> The problem
Among the lines of the data below, count those that hold the word "JSON". Answer with the number alone.
===== Data extracts
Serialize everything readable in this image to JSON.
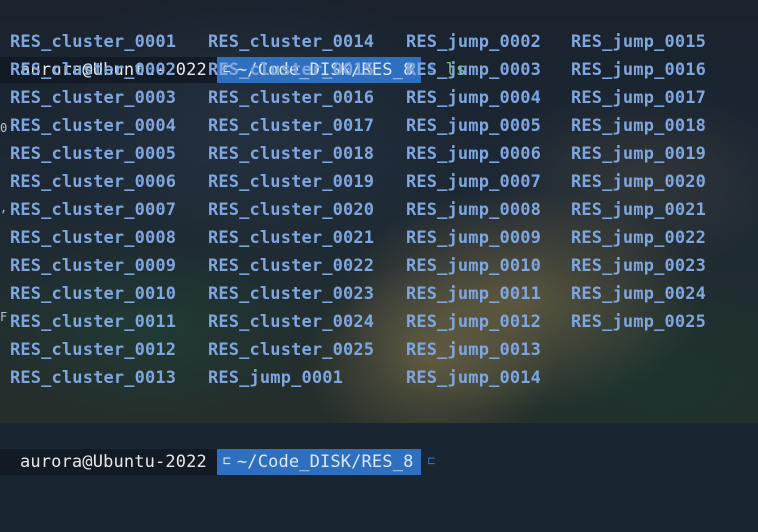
{
  "prompt": {
    "user_host": "aurora@Ubuntu-2022",
    "path": "~/Code_DISK/RES_8",
    "command": "ls"
  },
  "colors": {
    "user_segment_bg": "#121b25",
    "path_segment_bg": "#2f6fbf",
    "directory_listing": "#7fa6de",
    "command_text": "#7ec16b"
  },
  "listing": {
    "columns": [
      [
        "RES_cluster_0001",
        "RES_cluster_0002",
        "RES_cluster_0003",
        "RES_cluster_0004",
        "RES_cluster_0005",
        "RES_cluster_0006",
        "RES_cluster_0007",
        "RES_cluster_0008",
        "RES_cluster_0009",
        "RES_cluster_0010",
        "RES_cluster_0011",
        "RES_cluster_0012",
        "RES_cluster_0013"
      ],
      [
        "RES_cluster_0014",
        "RES_cluster_0015",
        "RES_cluster_0016",
        "RES_cluster_0017",
        "RES_cluster_0018",
        "RES_cluster_0019",
        "RES_cluster_0020",
        "RES_cluster_0021",
        "RES_cluster_0022",
        "RES_cluster_0023",
        "RES_cluster_0024",
        "RES_cluster_0025",
        "RES_jump_0001"
      ],
      [
        "RES_jump_0002",
        "RES_jump_0003",
        "RES_jump_0004",
        "RES_jump_0005",
        "RES_jump_0006",
        "RES_jump_0007",
        "RES_jump_0008",
        "RES_jump_0009",
        "RES_jump_0010",
        "RES_jump_0011",
        "RES_jump_0012",
        "RES_jump_0013",
        "RES_jump_0014"
      ],
      [
        "RES_jump_0015",
        "RES_jump_0016",
        "RES_jump_0017",
        "RES_jump_0018",
        "RES_jump_0019",
        "RES_jump_0020",
        "RES_jump_0021",
        "RES_jump_0022",
        "RES_jump_0023",
        "RES_jump_0024",
        "RES_jump_0025"
      ]
    ]
  },
  "second_prompt": {
    "user_host": "aurora@Ubuntu-2022",
    "path": "~/Code_DISK/RES_8"
  }
}
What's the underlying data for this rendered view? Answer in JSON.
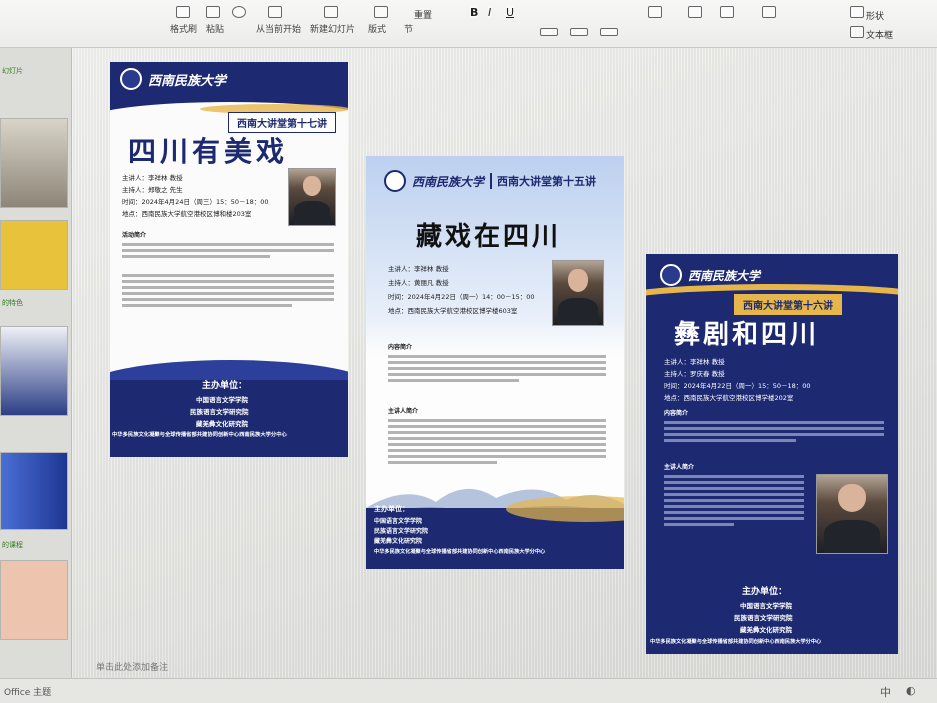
{
  "toolbar": {
    "items": [
      "格式刷",
      "粘贴",
      "从当前开始",
      "新建幻灯片",
      "版式",
      "节"
    ],
    "reset_label": "重置",
    "shape_label": "形状",
    "textbox_label": "文本框"
  },
  "sidebar": {
    "labels": [
      "幻灯片",
      "的特色",
      "的课程"
    ]
  },
  "notes_placeholder": "单击此处添加备注",
  "status": {
    "office_label": "Office 主题",
    "ime_label": "中"
  },
  "poster1": {
    "badge": "西南大讲堂第十七讲",
    "title": "四川有美戏",
    "speaker": "主讲人：李祥林 教授",
    "host": "主持人：郑敬之 先生",
    "time": "时间：2024年4月24日（周三）15：50－18：00",
    "place": "地点：西南民族大学航空港校区博和楼203室",
    "intro_heading": "活动简介",
    "sponsor_heading": "主办单位：",
    "sponsors": [
      "中国语言文学学院",
      "民族语言文学研究院",
      "藏羌彝文化研究院",
      "中华多民族文化凝聚与全球传播省部共建协同创新中心西南民族大学分中心"
    ]
  },
  "poster2": {
    "school": "西南民族大学",
    "badge": "西南大讲堂第十五讲",
    "title": "藏戏在四川",
    "speaker": "主讲人：李祥林 教授",
    "host": "主持人：黄丽凡 教授",
    "time": "时间：2024年4月22日（周一）14：00－15：00",
    "place": "地点：西南民族大学航空港校区博学楼603室",
    "intro_heading": "内容简介",
    "bio_heading": "主讲人简介",
    "sponsor_heading": "主办单位：",
    "sponsors": [
      "中国语言文学学院",
      "民族语言文学研究院",
      "藏羌彝文化研究院",
      "中华多民族文化凝聚与全球传播省部共建协同创新中心西南民族大学分中心"
    ]
  },
  "poster3": {
    "school": "西南民族大学",
    "badge": "西南大讲堂第十六讲",
    "title": "彝剧和四川",
    "speaker": "主讲人：李祥林 教授",
    "host": "主持人：罗庆春 教授",
    "time": "时间：2024年4月22日（周一）15：50－18：00",
    "place": "地点：西南民族大学航空港校区博学楼202室",
    "intro_heading": "内容简介",
    "bio_heading": "主讲人简介",
    "sponsor_heading": "主办单位：",
    "sponsors": [
      "中国语言文学学院",
      "民族语言文学研究院",
      "藏羌彝文化研究院",
      "中华多民族文化凝聚与全球传播省部共建协同创新中心西南民族大学分中心"
    ]
  },
  "colors": {
    "navy": "#1d2a72",
    "gold": "#e7b64a",
    "light_blue": "#bcd0ef"
  }
}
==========
> Answer to the exercise
2